· the employee is under a Federal, State or local quarantine or isolation order related to covid-19;
· the employee has been advised by a healthcare provider to self-quarantine due to concerns related to covid-19;
· the employee is experiencing symptoms of covid-19 and seeking a medical diagnosis;
· the employee is caring for an individual who is subject to a Federal, State, or local quarantine or isolation order related to covid-19 or has been advised by a health care provider to self-quarantine due to concerns related to covid-19;
· the employee is caring for a child if the school or place of care of the child has been closed, or the childcare provider of such child is unavailable, due to covid–19 precautions;
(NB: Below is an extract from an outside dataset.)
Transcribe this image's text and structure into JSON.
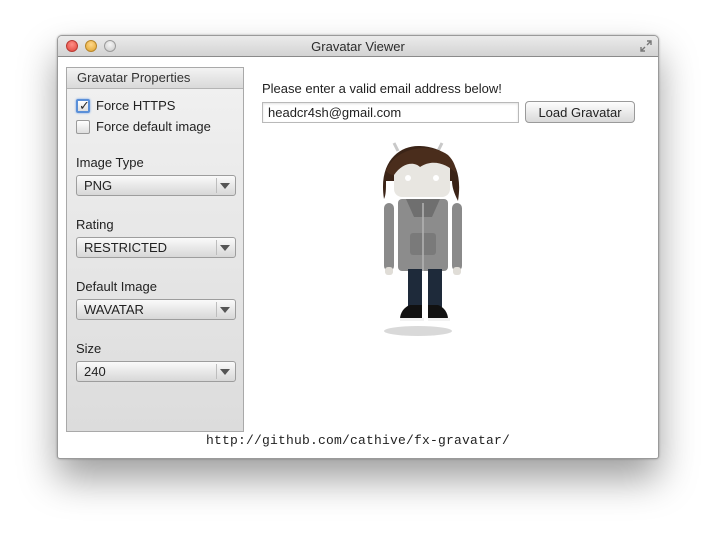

· the employee is experiencing any other substantially similar condition as specified by the US Department of Health and Human Services.
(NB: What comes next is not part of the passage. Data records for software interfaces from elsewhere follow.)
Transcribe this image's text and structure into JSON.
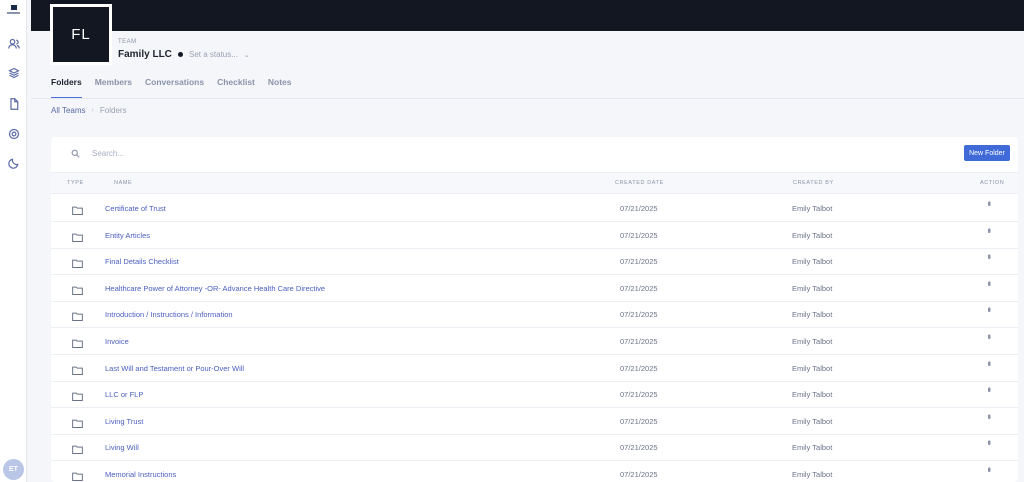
{
  "sidebar": {
    "icons": [
      "users-icon",
      "layers-icon",
      "document-icon",
      "support-icon",
      "moon-icon"
    ],
    "avatar_initials": "ET"
  },
  "team": {
    "initials": "FL",
    "label": "TEAM",
    "name": "Family LLC",
    "status_placeholder": "Set a status..."
  },
  "tabs": [
    {
      "label": "Folders",
      "active": true
    },
    {
      "label": "Members",
      "active": false
    },
    {
      "label": "Conversations",
      "active": false
    },
    {
      "label": "Checklist",
      "active": false
    },
    {
      "label": "Notes",
      "active": false
    }
  ],
  "breadcrumb": {
    "root": "All Teams",
    "separator": "›",
    "current": "Folders"
  },
  "toolbar": {
    "search_placeholder": "Search...",
    "new_folder_label": "New Folder"
  },
  "table": {
    "headers": {
      "type": "TYPE",
      "name": "NAME",
      "created_date": "CREATED DATE",
      "created_by": "CREATED BY",
      "action": "ACTION"
    },
    "rows": [
      {
        "name": "Certificate of Trust",
        "date": "07/21/2025",
        "by": "Emily Talbot"
      },
      {
        "name": "Entity Articles",
        "date": "07/21/2025",
        "by": "Emily Talbot"
      },
      {
        "name": "Final Details Checklist",
        "date": "07/21/2025",
        "by": "Emily Talbot"
      },
      {
        "name": "Healthcare Power of Attorney -OR- Advance Health Care Directive",
        "date": "07/21/2025",
        "by": "Emily Talbot"
      },
      {
        "name": "Introduction / Instructions / Information",
        "date": "07/21/2025",
        "by": "Emily Talbot"
      },
      {
        "name": "Invoice",
        "date": "07/21/2025",
        "by": "Emily Talbot"
      },
      {
        "name": "Last Will and Testament or Pour-Over Will",
        "date": "07/21/2025",
        "by": "Emily Talbot"
      },
      {
        "name": "LLC or FLP",
        "date": "07/21/2025",
        "by": "Emily Talbot"
      },
      {
        "name": "Living Trust",
        "date": "07/21/2025",
        "by": "Emily Talbot"
      },
      {
        "name": "Living Will",
        "date": "07/21/2025",
        "by": "Emily Talbot"
      },
      {
        "name": "Memorial Instructions",
        "date": "07/21/2025",
        "by": "Emily Talbot"
      }
    ]
  },
  "colors": {
    "accent": "#3f6ad8",
    "link": "#4a5ec0",
    "topbar": "#131722"
  }
}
Employees can be paid sick leave wages up to 10 days at their regular wages (limited to a maximum of $511 per day) for their own use or two-thirds their wages (limited to a maximum of $200 per day) to care for others. This works out to a maximum $5,110 per employee for sick leave and up to $2,000 per employee for family leave.
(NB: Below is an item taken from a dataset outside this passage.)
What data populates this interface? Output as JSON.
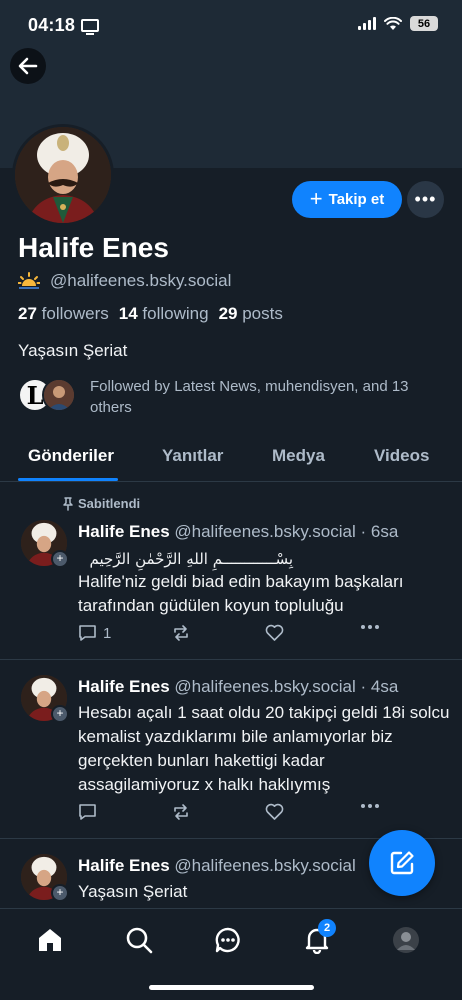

Paid leave for school closures and child care
Any individual employed by eligible US employers (having less than 500 employees) for at least 30 days (before the first day of leave) may take up to 12 weeks of job-protected leave to allow an employee, who is unable to work or telework, to care for the employee’s child (under 18 years of age) if:
· the child’s school or place of care is closed or
· the childcare provider is unavailable due to a public health emergency.
Under this incentive, the first two weeks remain unpaid, but for the next 10 weeks, eligible employees will receive two-thirds pay while on leave. The new Act limits this pay entitlement to $200 per day and $10,000 in the aggregate per employee. If an employee has any paid personal, sick, medical or sick days, they can use those paid leave days during the 14 days of unpaid leave under this incentive.
Economic stimulus payments
In addition to benefits provided to businesses, the US IRS has also endeavoured to directly put cash in the hands of individuals as well through the economic stimulus payments.
To qualify for the economic stimulus payments, the individual must:
· Be a US citizen or US resident alien
· Not be claimed as a dependent on someone else’s tax return
· Have a valid Social Security Number (SSN).
· Have an adjusted gross income below a certain amount that is based on the filing status and the number of qualifying children under the age of 17.
The stimulus payments could amount to $1,200 per individual and $500 for each qualifying child under the age of 17. Individuals with a gross income of lesser than $75,000 and Married couples with joint gross incomes of less than $150,000 are entitled to the full stimulus payment. Beyond these thresholds, the amounts are reduced gradually by $5 for every $100 in adjusted gross income above these thresholds.
Thus, the stimulus payments are income linked and meant to benefit the individuals and households in most need. High income earners may not qualify for these stimulus payments.
These are some of the measures announced by the US government to help businesses with some additional cash flow support. Small businesses have been given additional support in these times through the payroll tax credit for providing sick wages and other support to their employees who may not be able to work during this pandemic. It is important for employers and employees to evaluate whether they are eligible for these benefits and avail the same as applicable. Lower income households may also benefit from the economic stimulus payments from the US Internal Revenue Service.
Vikas Vasal is national leader tax at Grant Thornton India LLP.
Lloyd Pinto, partner at Grant Thornton India, contributed to this article.